• _Assigned task_:
Among the entries below, count each line holding the word "players". Write only the number.

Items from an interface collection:
"""
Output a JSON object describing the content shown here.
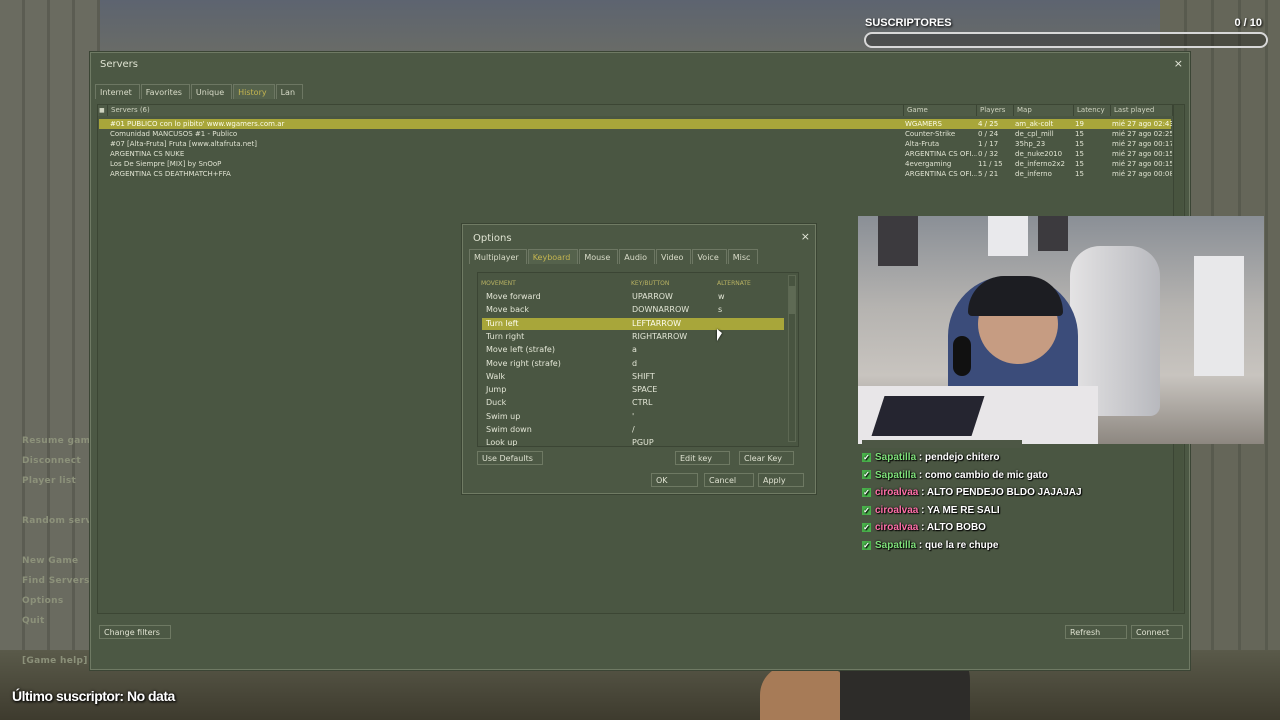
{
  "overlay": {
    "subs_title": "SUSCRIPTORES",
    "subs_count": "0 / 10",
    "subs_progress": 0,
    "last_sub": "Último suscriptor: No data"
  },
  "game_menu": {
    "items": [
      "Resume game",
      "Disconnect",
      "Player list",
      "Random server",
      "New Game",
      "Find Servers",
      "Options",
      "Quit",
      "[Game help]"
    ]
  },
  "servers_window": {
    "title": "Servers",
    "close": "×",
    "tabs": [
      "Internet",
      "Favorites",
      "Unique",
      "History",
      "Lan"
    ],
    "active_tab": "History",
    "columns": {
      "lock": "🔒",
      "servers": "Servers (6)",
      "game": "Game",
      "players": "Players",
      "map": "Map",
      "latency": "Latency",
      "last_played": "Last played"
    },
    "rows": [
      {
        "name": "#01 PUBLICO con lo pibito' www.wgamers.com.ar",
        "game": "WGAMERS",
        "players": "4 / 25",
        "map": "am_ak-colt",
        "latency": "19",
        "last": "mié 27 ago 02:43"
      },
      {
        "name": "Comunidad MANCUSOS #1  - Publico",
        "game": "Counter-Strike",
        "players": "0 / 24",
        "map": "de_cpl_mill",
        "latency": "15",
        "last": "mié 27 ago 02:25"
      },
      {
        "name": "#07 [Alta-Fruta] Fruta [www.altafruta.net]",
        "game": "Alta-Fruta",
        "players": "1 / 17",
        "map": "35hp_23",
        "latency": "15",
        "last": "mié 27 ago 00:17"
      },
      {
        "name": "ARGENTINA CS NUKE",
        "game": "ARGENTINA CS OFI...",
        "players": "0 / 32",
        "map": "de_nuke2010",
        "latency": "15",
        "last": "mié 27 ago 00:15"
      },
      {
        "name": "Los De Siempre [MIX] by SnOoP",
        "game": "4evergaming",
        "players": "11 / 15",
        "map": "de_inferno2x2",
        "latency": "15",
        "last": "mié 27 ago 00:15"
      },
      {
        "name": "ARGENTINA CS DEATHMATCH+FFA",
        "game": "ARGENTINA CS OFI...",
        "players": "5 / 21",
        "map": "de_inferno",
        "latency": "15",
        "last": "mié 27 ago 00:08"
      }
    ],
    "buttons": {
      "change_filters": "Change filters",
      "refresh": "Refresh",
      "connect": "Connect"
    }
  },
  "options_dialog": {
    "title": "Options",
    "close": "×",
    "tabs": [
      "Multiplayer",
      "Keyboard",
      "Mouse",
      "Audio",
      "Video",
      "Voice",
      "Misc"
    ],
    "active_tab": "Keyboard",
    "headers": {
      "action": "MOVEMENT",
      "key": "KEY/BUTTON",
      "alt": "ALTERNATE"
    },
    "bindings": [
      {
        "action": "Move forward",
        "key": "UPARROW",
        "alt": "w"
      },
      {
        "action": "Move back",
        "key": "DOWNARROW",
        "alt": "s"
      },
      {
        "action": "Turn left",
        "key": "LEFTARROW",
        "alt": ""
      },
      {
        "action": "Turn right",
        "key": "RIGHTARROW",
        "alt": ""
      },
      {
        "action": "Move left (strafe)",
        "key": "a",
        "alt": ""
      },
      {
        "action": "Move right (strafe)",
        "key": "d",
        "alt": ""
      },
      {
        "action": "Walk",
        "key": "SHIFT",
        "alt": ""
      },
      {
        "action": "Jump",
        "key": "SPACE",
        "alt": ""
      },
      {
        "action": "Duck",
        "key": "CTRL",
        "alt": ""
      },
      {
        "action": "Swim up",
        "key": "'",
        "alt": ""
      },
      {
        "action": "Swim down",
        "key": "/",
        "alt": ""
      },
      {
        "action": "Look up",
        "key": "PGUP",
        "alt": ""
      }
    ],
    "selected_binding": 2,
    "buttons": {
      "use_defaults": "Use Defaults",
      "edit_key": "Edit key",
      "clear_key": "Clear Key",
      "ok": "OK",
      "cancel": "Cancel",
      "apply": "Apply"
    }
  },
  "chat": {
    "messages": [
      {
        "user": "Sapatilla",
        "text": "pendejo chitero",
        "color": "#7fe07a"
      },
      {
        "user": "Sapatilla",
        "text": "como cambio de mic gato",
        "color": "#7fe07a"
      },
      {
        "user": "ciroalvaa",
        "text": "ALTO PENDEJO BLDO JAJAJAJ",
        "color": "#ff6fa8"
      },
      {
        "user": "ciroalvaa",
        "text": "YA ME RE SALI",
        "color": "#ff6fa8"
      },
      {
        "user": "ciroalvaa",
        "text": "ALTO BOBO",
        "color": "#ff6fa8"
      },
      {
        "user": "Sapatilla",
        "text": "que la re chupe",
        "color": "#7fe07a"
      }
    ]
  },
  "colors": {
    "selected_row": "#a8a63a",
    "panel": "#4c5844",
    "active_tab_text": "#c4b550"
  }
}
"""
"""
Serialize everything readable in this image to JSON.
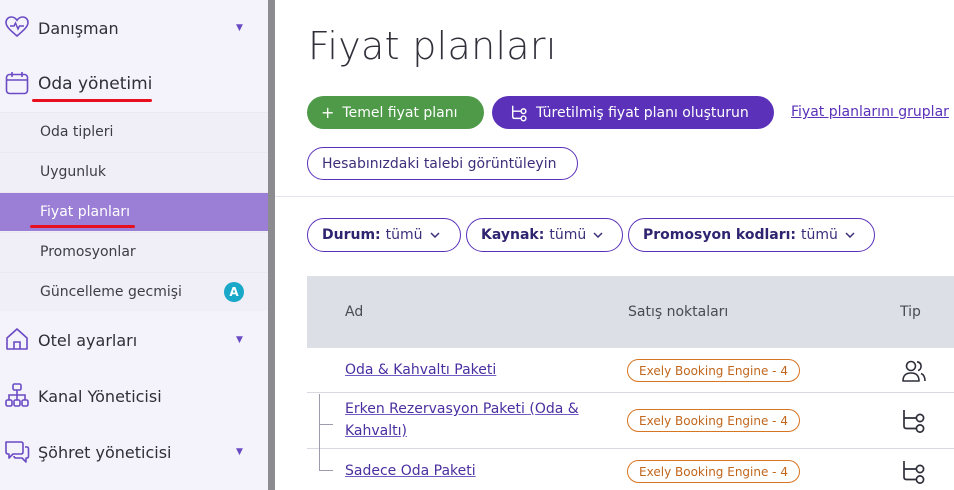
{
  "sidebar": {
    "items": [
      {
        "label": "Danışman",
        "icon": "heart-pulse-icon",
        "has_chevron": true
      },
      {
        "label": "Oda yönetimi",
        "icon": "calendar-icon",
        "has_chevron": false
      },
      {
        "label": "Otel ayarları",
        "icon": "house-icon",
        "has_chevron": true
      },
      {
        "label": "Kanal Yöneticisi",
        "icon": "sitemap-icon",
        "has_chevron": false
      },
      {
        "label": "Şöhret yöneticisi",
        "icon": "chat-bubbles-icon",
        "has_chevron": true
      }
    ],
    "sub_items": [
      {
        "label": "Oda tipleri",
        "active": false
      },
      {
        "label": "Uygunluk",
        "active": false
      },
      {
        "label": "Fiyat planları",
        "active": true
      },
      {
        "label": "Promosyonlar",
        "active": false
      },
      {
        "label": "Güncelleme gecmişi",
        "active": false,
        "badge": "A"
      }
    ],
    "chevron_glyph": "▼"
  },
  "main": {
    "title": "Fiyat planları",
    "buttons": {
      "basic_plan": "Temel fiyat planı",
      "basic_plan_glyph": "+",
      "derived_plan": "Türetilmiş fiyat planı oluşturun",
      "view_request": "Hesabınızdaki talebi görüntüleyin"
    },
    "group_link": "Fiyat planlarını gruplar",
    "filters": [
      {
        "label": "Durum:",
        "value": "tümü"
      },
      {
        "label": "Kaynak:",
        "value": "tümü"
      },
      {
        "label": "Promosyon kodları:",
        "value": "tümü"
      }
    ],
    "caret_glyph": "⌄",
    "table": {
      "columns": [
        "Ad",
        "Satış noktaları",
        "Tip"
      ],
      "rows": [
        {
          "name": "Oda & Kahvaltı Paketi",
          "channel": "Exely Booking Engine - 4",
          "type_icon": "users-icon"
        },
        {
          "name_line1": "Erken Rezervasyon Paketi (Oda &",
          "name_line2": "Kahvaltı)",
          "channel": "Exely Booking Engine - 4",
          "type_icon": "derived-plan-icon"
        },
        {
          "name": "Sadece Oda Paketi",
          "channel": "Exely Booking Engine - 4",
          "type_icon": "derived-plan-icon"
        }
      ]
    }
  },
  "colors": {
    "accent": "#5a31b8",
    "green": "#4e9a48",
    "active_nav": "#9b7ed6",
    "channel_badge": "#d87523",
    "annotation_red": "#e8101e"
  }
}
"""
• _Output below_:
7